Interestingly, in the face of silence, the brain will create its own internal sounds, such as when we are able to hear a song in our heads that is not playing externally within the environment. At the same time, freedom from noise and tasks allows us to process the information we are exposed to on a regular basis. Being in a quiet place allows us to know ourselves better. It gives us the opportunity to be with ourselves and to have a deep discussion with ourselves about what we think and feel. While noise distracts us from thoughts and feelings we may find upsetting or disturbing, it does not allow us to understand that distress and to deal with it at a core level.
The need for silence has popularized sensory deprivation tanks: a soundproof, lightproof, salt-water filled tank that isolates the person from sensory input and allows one to float on top of the water to experience a sense of weightlessness. This environment allows a heightened sense of introspection for most, hallucinations and out-of-body experiences for some. Spiritual retreats that focus on quiet meditative activities also seek to produce a deep sense of relaxation and connection to self and spirit.
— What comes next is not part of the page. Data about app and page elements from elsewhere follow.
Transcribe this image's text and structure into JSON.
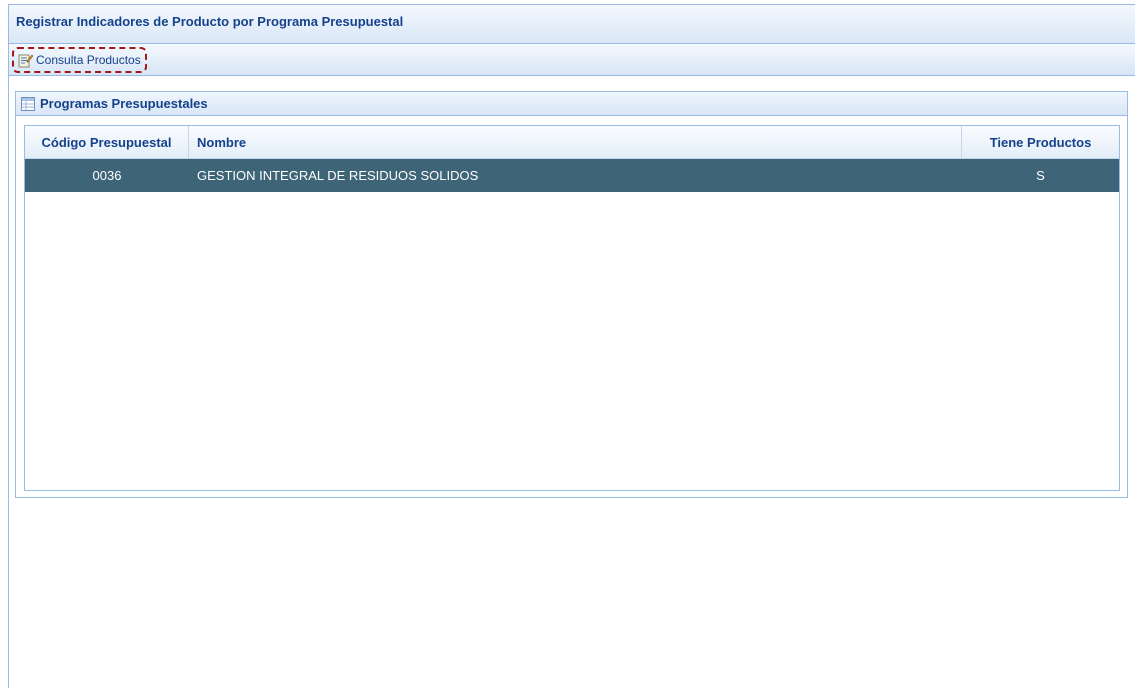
{
  "window": {
    "title": "Registrar Indicadores de Producto por Programa Presupuestal"
  },
  "toolbar": {
    "consulta_label": "Consulta Productos",
    "consulta_icon": "document-edit-icon"
  },
  "panel": {
    "title": "Programas Presupuestales",
    "icon": "table-icon"
  },
  "grid": {
    "columns": [
      "Código Presupuestal",
      "Nombre",
      "Tiene Productos"
    ],
    "rows": [
      {
        "code": "0036",
        "name": "GESTION INTEGRAL DE RESIDUOS SOLIDOS",
        "has_products": "S"
      }
    ]
  },
  "colors": {
    "header_text": "#15428b",
    "selected_row": "#3e6478",
    "border": "#99bbe8",
    "highlight_dash": "#a01818"
  }
}
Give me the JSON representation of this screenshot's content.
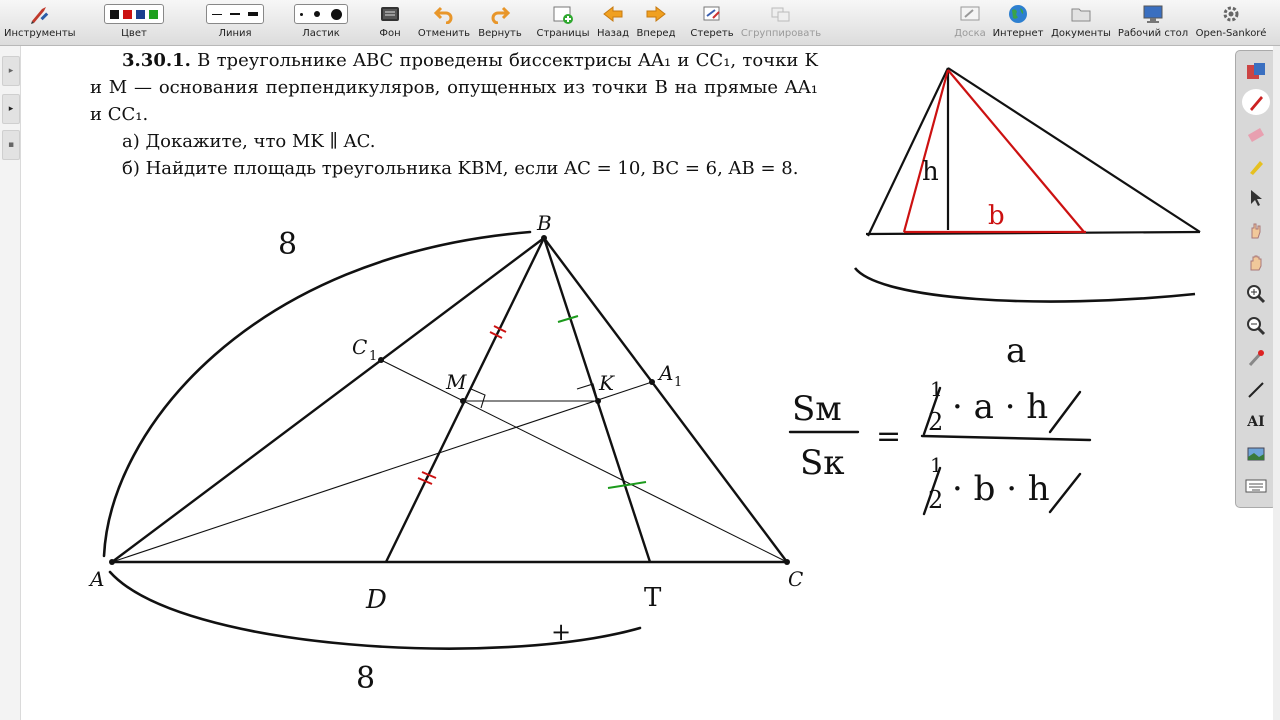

Wooded places with little to no human population provide the perfect environment to commune with oneself. On a trip to the Shenandoah Valley in Virginia, my husband and I hiked a few miles down a snow-covered trail and came to rest on some logs in a place where there was absolute silence. Not a bird chirped nor deer scampered. It was one of the most profound experiences with silence I have had. (The other was in the crypt at Canterbury Cathedral in Canterbury, England.) We sat for a long while, not talking, just experiencing. My whole body relaxed, a sense of joy and peace washed over me, and I reveled in the deep quiet that is all too rare in daily life.
Now that we have an increased awareness of the role noise and sound plays in our daily lives and the ways in which silence can enhance our cognitive function, overall performance, and health, it is time to test this concept. By noticing our stress level when around noise versus silence, we can distinguish the benefits of a noise-free environment and the difference in energy from one condition to the other. How much noise is in the environment? How much do we have control over (television, for example) and how much is out of our control (sounds of road and air traffic)?
Try eliminating sound when alone. Turn off the television, stereo, or radio. The ability to hear ourselves think will increase. Assess the level of concentration that can be achieved in a quiet environment. Determine the stress level in the body. We can cultivate peace and heighten concentration and creativity by reducing or eliminating the amount of noise we experience on a regular basis. Try it and see how the energy shifts for the better.
Diane Wing, M.A. is the founder of Wing Academy of Unfoldment, host of Wing Academy Radio, author of five books, and an experienced guide for those ready to see things differently. When it comes to getting unstuck and feeling great about life, her 9-word philosophy is: Let go. Be grateful. Stay open. See the magick. Find out more at www.WingAcademy.com